**Records provided**
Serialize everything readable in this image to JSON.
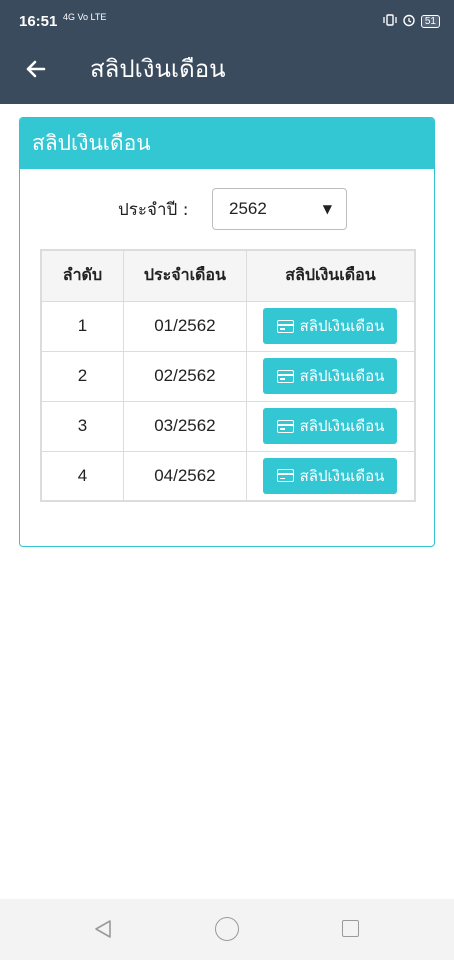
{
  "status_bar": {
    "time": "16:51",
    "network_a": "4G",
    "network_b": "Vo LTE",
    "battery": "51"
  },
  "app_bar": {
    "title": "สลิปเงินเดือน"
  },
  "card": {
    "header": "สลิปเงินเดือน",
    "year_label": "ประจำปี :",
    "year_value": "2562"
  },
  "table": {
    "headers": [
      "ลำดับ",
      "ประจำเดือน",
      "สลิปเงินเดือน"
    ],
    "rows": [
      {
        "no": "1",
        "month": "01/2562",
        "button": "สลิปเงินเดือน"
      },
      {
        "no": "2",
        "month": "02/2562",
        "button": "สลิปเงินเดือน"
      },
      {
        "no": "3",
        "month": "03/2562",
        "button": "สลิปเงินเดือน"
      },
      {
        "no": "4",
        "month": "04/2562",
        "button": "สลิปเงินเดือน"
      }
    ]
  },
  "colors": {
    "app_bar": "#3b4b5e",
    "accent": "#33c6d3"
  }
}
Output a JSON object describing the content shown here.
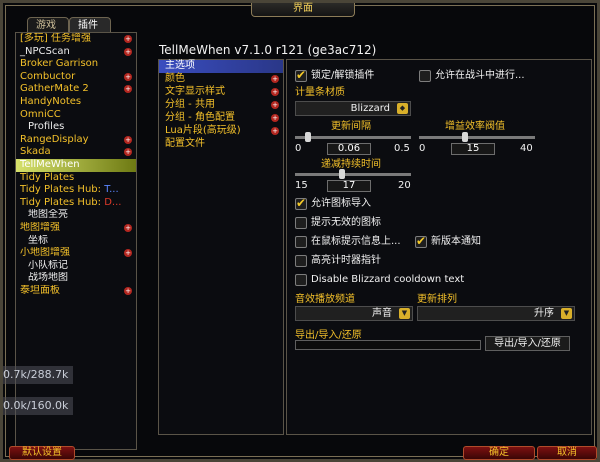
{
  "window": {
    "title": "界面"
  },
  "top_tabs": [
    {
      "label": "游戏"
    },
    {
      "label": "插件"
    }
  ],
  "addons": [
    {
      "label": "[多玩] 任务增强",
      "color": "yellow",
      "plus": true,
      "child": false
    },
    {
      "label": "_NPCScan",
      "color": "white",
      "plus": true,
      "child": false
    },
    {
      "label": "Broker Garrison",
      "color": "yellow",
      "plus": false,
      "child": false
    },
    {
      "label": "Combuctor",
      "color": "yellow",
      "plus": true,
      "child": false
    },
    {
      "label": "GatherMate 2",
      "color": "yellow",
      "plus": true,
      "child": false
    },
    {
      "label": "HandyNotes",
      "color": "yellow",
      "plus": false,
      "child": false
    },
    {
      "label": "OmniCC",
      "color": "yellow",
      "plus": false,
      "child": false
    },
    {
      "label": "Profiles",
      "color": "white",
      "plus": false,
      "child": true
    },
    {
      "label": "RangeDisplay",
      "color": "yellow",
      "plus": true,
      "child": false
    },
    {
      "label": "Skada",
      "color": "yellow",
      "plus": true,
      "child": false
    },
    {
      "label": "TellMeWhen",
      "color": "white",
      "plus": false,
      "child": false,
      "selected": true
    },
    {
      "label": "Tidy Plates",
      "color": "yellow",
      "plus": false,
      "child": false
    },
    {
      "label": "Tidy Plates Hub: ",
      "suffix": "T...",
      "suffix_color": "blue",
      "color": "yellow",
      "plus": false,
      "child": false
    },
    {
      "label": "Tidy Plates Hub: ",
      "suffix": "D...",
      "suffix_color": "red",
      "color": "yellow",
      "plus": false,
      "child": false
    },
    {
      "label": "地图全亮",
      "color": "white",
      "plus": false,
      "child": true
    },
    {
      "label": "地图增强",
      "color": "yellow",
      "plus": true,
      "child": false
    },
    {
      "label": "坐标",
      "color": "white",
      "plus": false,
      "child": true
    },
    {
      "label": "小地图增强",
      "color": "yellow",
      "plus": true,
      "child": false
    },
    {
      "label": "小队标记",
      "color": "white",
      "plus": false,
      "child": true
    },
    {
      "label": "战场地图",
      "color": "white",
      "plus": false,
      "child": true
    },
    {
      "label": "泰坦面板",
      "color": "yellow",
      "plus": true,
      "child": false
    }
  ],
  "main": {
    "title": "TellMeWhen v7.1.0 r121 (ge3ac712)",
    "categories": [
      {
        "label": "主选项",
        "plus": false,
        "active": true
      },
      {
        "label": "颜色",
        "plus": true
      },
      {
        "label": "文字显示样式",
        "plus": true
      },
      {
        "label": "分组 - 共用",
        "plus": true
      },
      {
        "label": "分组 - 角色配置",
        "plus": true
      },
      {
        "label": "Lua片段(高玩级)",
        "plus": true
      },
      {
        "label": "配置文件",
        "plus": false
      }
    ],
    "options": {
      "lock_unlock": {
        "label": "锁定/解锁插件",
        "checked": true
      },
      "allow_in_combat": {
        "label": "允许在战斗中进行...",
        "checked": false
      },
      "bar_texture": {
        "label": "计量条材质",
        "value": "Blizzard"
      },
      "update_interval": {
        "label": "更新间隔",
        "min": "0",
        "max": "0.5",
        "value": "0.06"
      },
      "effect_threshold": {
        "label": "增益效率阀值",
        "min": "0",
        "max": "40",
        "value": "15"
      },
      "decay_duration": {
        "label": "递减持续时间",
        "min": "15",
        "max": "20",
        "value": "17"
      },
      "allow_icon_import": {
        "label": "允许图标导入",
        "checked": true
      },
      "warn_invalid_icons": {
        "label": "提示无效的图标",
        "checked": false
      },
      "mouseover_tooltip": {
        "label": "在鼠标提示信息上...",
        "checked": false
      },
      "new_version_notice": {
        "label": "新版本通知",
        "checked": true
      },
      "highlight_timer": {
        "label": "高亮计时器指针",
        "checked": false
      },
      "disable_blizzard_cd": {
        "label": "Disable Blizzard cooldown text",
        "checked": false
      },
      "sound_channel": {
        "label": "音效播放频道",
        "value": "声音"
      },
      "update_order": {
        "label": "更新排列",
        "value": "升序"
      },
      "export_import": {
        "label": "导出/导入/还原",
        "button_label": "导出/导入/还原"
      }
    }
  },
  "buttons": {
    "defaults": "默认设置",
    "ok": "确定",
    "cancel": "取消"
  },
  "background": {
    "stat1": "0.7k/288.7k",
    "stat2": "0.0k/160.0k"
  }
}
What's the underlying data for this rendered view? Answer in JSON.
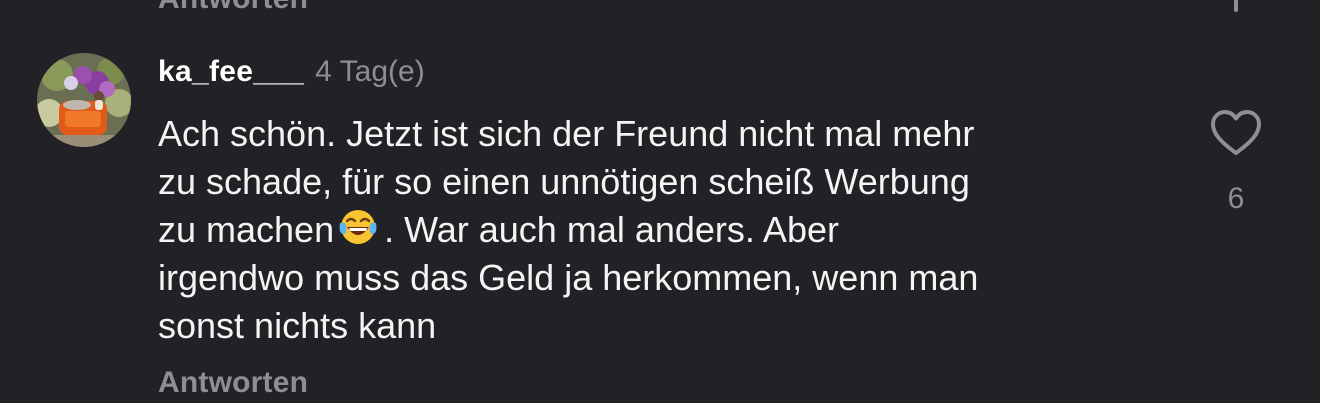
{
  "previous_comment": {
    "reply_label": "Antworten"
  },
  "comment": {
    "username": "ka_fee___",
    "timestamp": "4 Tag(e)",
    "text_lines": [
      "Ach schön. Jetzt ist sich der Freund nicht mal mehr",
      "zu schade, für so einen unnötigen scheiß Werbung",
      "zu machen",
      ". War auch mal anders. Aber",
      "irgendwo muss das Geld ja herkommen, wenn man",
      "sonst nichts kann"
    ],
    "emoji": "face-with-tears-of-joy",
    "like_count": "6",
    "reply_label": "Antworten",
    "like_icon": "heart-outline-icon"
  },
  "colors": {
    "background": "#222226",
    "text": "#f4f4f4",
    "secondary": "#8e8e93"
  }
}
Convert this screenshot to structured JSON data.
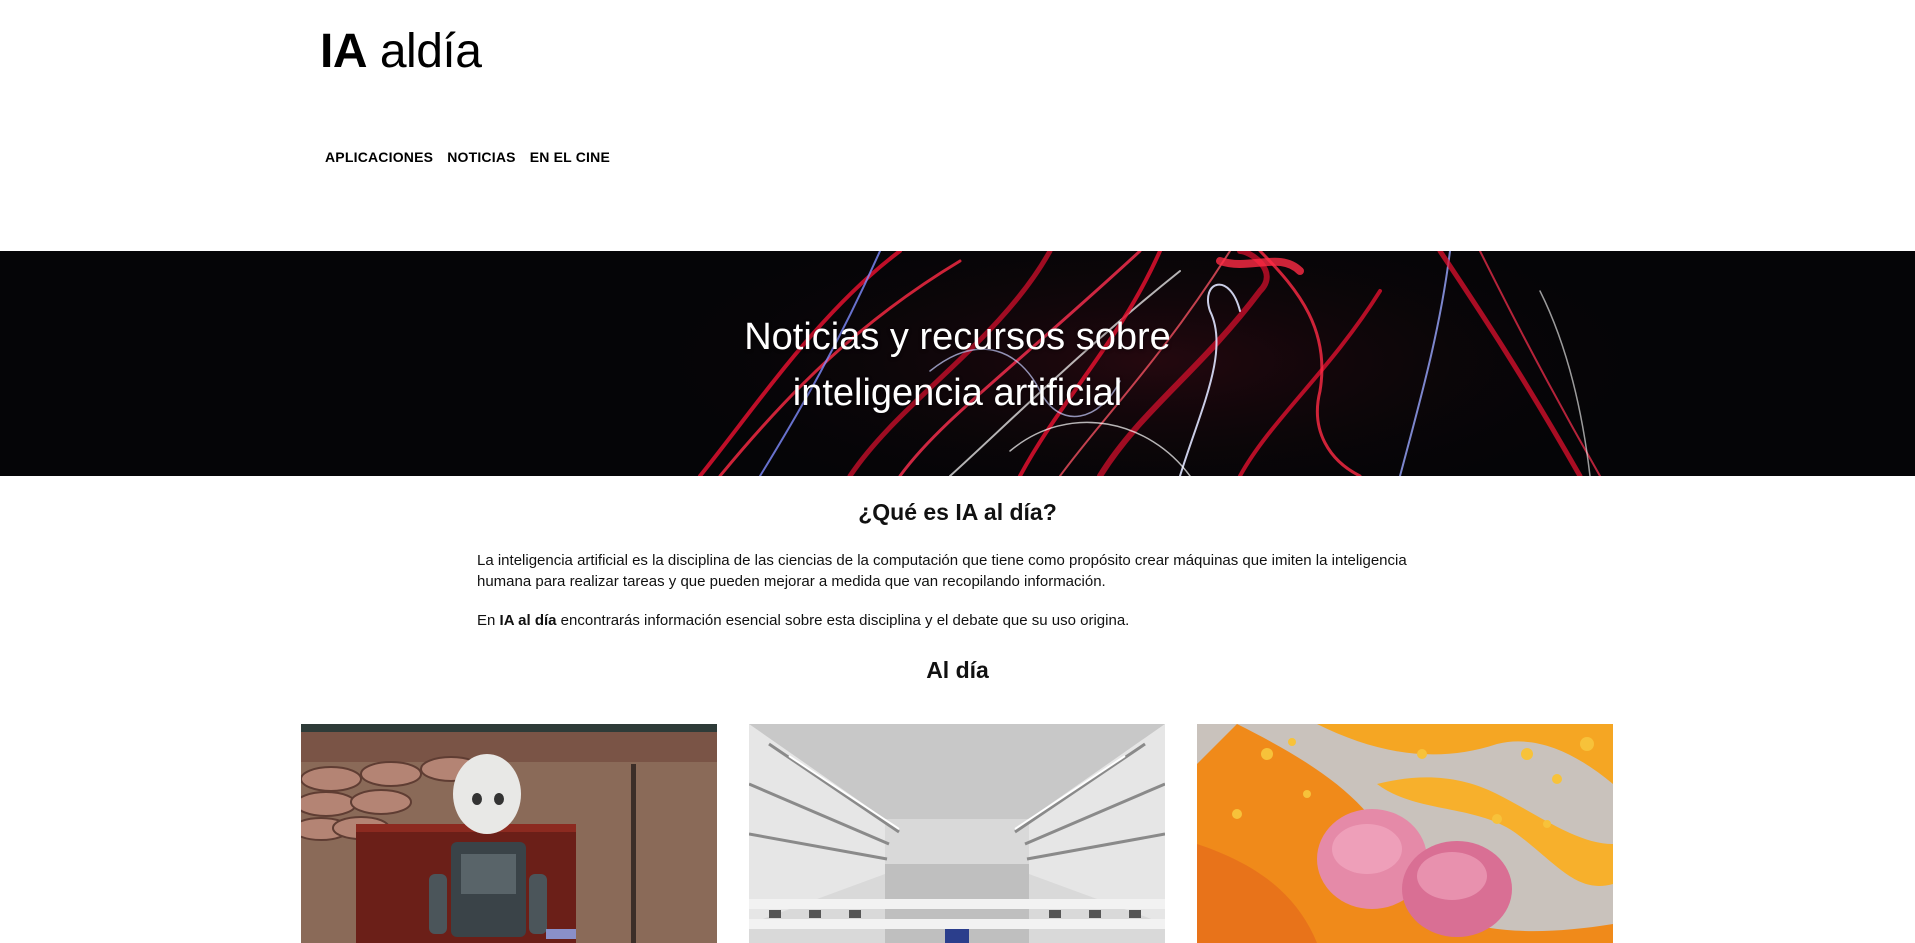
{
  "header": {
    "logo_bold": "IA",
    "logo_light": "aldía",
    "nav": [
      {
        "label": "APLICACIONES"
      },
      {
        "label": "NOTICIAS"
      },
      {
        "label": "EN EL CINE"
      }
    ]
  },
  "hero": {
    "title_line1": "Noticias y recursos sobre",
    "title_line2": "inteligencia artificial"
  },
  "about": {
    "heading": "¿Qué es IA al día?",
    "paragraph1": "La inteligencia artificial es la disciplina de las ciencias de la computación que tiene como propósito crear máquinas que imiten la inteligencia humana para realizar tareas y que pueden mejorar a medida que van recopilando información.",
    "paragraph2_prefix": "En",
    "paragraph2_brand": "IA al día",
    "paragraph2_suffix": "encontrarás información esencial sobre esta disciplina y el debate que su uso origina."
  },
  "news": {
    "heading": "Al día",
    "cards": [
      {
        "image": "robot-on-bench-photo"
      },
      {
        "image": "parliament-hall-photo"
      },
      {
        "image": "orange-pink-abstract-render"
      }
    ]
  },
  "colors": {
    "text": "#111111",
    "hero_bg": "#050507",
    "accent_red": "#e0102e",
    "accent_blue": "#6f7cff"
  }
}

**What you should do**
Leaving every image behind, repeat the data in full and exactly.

**Written solution**
Serialize everything readable in this image to JSON.
{
  "status_bar": {
    "time": "16:51",
    "network_a": "4G",
    "network_b": "Vo LTE",
    "battery": "51"
  },
  "app_bar": {
    "title": "สลิปเงินเดือน"
  },
  "card": {
    "header": "สลิปเงินเดือน",
    "year_label": "ประจำปี :",
    "year_value": "2562"
  },
  "table": {
    "headers": [
      "ลำดับ",
      "ประจำเดือน",
      "สลิปเงินเดือน"
    ],
    "rows": [
      {
        "no": "1",
        "month": "01/2562",
        "button": "สลิปเงินเดือน"
      },
      {
        "no": "2",
        "month": "02/2562",
        "button": "สลิปเงินเดือน"
      },
      {
        "no": "3",
        "month": "03/2562",
        "button": "สลิปเงินเดือน"
      },
      {
        "no": "4",
        "month": "04/2562",
        "button": "สลิปเงินเดือน"
      }
    ]
  },
  "colors": {
    "app_bar": "#3b4b5e",
    "accent": "#33c6d3"
  }
}
Output a JSON object describing the content shown here.
{
  "window": {
    "title": "界面"
  },
  "top_tabs": [
    {
      "label": "游戏"
    },
    {
      "label": "插件"
    }
  ],
  "addons": [
    {
      "label": "[多玩] 任务增强",
      "color": "yellow",
      "plus": true,
      "child": false
    },
    {
      "label": "_NPCScan",
      "color": "white",
      "plus": true,
      "child": false
    },
    {
      "label": "Broker Garrison",
      "color": "yellow",
      "plus": false,
      "child": false
    },
    {
      "label": "Combuctor",
      "color": "yellow",
      "plus": true,
      "child": false
    },
    {
      "label": "GatherMate 2",
      "color": "yellow",
      "plus": true,
      "child": false
    },
    {
      "label": "HandyNotes",
      "color": "yellow",
      "plus": false,
      "child": false
    },
    {
      "label": "OmniCC",
      "color": "yellow",
      "plus": false,
      "child": false
    },
    {
      "label": "Profiles",
      "color": "white",
      "plus": false,
      "child": true
    },
    {
      "label": "RangeDisplay",
      "color": "yellow",
      "plus": true,
      "child": false
    },
    {
      "label": "Skada",
      "color": "yellow",
      "plus": true,
      "child": false
    },
    {
      "label": "TellMeWhen",
      "color": "white",
      "plus": false,
      "child": false,
      "selected": true
    },
    {
      "label": "Tidy Plates",
      "color": "yellow",
      "plus": false,
      "child": false
    },
    {
      "label": "Tidy Plates Hub: ",
      "suffix": "T...",
      "suffix_color": "blue",
      "color": "yellow",
      "plus": false,
      "child": false
    },
    {
      "label": "Tidy Plates Hub: ",
      "suffix": "D...",
      "suffix_color": "red",
      "color": "yellow",
      "plus": false,
      "child": false
    },
    {
      "label": "地图全亮",
      "color": "white",
      "plus": false,
      "child": true
    },
    {
      "label": "地图增强",
      "color": "yellow",
      "plus": true,
      "child": false
    },
    {
      "label": "坐标",
      "color": "white",
      "plus": false,
      "child": true
    },
    {
      "label": "小地图增强",
      "color": "yellow",
      "plus": true,
      "child": false
    },
    {
      "label": "小队标记",
      "color": "white",
      "plus": false,
      "child": true
    },
    {
      "label": "战场地图",
      "color": "white",
      "plus": false,
      "child": true
    },
    {
      "label": "泰坦面板",
      "color": "yellow",
      "plus": true,
      "child": false
    }
  ],
  "main": {
    "title": "TellMeWhen v7.1.0 r121 (ge3ac712)",
    "categories": [
      {
        "label": "主选项",
        "plus": false,
        "active": true
      },
      {
        "label": "颜色",
        "plus": true
      },
      {
        "label": "文字显示样式",
        "plus": true
      },
      {
        "label": "分组 - 共用",
        "plus": true
      },
      {
        "label": "分组 - 角色配置",
        "plus": true
      },
      {
        "label": "Lua片段(高玩级)",
        "plus": true
      },
      {
        "label": "配置文件",
        "plus": false
      }
    ],
    "options": {
      "lock_unlock": {
        "label": "锁定/解锁插件",
        "checked": true
      },
      "allow_in_combat": {
        "label": "允许在战斗中进行...",
        "checked": false
      },
      "bar_texture": {
        "label": "计量条材质",
        "value": "Blizzard"
      },
      "update_interval": {
        "label": "更新间隔",
        "min": "0",
        "max": "0.5",
        "value": "0.06"
      },
      "effect_threshold": {
        "label": "增益效率阀值",
        "min": "0",
        "max": "40",
        "value": "15"
      },
      "decay_duration": {
        "label": "递减持续时间",
        "min": "15",
        "max": "20",
        "value": "17"
      },
      "allow_icon_import": {
        "label": "允许图标导入",
        "checked": true
      },
      "warn_invalid_icons": {
        "label": "提示无效的图标",
        "checked": false
      },
      "mouseover_tooltip": {
        "label": "在鼠标提示信息上...",
        "checked": false
      },
      "new_version_notice": {
        "label": "新版本通知",
        "checked": true
      },
      "highlight_timer": {
        "label": "高亮计时器指针",
        "checked": false
      },
      "disable_blizzard_cd": {
        "label": "Disable Blizzard cooldown text",
        "checked": false
      },
      "sound_channel": {
        "label": "音效播放频道",
        "value": "声音"
      },
      "update_order": {
        "label": "更新排列",
        "value": "升序"
      },
      "export_import": {
        "label": "导出/导入/还原",
        "button_label": "导出/导入/还原"
      }
    }
  },
  "buttons": {
    "defaults": "默认设置",
    "ok": "确定",
    "cancel": "取消"
  },
  "background": {
    "stat1": "0.7k/288.7k",
    "stat2": "0.0k/160.0k"
  }
}
What's the underlying data for this rendered view? Answer in JSON.
{
  "previous_comment": {
    "reply_label": "Antworten"
  },
  "comment": {
    "username": "ka_fee___",
    "timestamp": "4 Tag(e)",
    "text_lines": [
      "Ach schön. Jetzt ist sich der Freund nicht mal mehr",
      "zu schade, für so einen unnötigen scheiß Werbung",
      "zu machen",
      ". War auch mal anders. Aber",
      "irgendwo muss das Geld ja herkommen, wenn man",
      "sonst nichts kann"
    ],
    "emoji": "face-with-tears-of-joy",
    "like_count": "6",
    "reply_label": "Antworten",
    "like_icon": "heart-outline-icon"
  },
  "colors": {
    "background": "#222226",
    "text": "#f4f4f4",
    "secondary": "#8e8e93"
  }
}
Convert this screenshot to structured JSON data.
{
  "header": {
    "logo_bold": "IA",
    "logo_light": "aldía",
    "nav": [
      {
        "label": "APLICACIONES"
      },
      {
        "label": "NOTICIAS"
      },
      {
        "label": "EN EL CINE"
      }
    ]
  },
  "hero": {
    "title_line1": "Noticias y recursos sobre",
    "title_line2": "inteligencia artificial"
  },
  "about": {
    "heading": "¿Qué es IA al día?",
    "paragraph1": "La inteligencia artificial es la disciplina de las ciencias de la computación que tiene como propósito crear máquinas que imiten la inteligencia humana para realizar tareas y que pueden mejorar a medida que van recopilando información.",
    "paragraph2_prefix": "En",
    "paragraph2_brand": "IA al día",
    "paragraph2_suffix": "encontrarás información esencial sobre esta disciplina y el debate que su uso origina."
  },
  "news": {
    "heading": "Al día",
    "cards": [
      {
        "image": "robot-on-bench-photo"
      },
      {
        "image": "parliament-hall-photo"
      },
      {
        "image": "orange-pink-abstract-render"
      }
    ]
  },
  "colors": {
    "text": "#111111",
    "hero_bg": "#050507",
    "accent_red": "#e0102e",
    "accent_blue": "#6f7cff"
  }
}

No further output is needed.